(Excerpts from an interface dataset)

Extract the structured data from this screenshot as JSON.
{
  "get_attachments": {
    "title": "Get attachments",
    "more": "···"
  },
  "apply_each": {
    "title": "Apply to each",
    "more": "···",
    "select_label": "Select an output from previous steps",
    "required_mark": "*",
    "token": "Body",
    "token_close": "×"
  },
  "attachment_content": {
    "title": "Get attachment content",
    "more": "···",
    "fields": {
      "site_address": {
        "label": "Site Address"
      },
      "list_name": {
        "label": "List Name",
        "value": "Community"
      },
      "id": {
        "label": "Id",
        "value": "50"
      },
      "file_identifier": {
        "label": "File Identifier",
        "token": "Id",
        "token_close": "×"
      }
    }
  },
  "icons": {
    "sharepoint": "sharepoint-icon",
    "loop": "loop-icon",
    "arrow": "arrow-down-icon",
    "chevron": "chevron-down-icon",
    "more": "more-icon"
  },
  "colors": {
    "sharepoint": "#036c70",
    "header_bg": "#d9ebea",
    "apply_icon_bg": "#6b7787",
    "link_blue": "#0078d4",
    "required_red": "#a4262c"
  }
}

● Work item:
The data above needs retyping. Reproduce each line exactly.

● Solved problem:
Extract the structured data from this screenshot as JSON.
{
  "get_attachments": {
    "title": "Get attachments",
    "more": "···"
  },
  "apply_each": {
    "title": "Apply to each",
    "more": "···",
    "select_label": "Select an output from previous steps",
    "required_mark": "*",
    "token": "Body",
    "token_close": "×"
  },
  "attachment_content": {
    "title": "Get attachment content",
    "more": "···",
    "fields": {
      "site_address": {
        "label": "Site Address"
      },
      "list_name": {
        "label": "List Name",
        "value": "Community"
      },
      "id": {
        "label": "Id",
        "value": "50"
      },
      "file_identifier": {
        "label": "File Identifier",
        "token": "Id",
        "token_close": "×"
      }
    }
  },
  "icons": {
    "sharepoint": "sharepoint-icon",
    "loop": "loop-icon",
    "arrow": "arrow-down-icon",
    "chevron": "chevron-down-icon",
    "more": "more-icon"
  },
  "colors": {
    "sharepoint": "#036c70",
    "header_bg": "#d9ebea",
    "apply_icon_bg": "#6b7787",
    "link_blue": "#0078d4",
    "required_red": "#a4262c"
  }
}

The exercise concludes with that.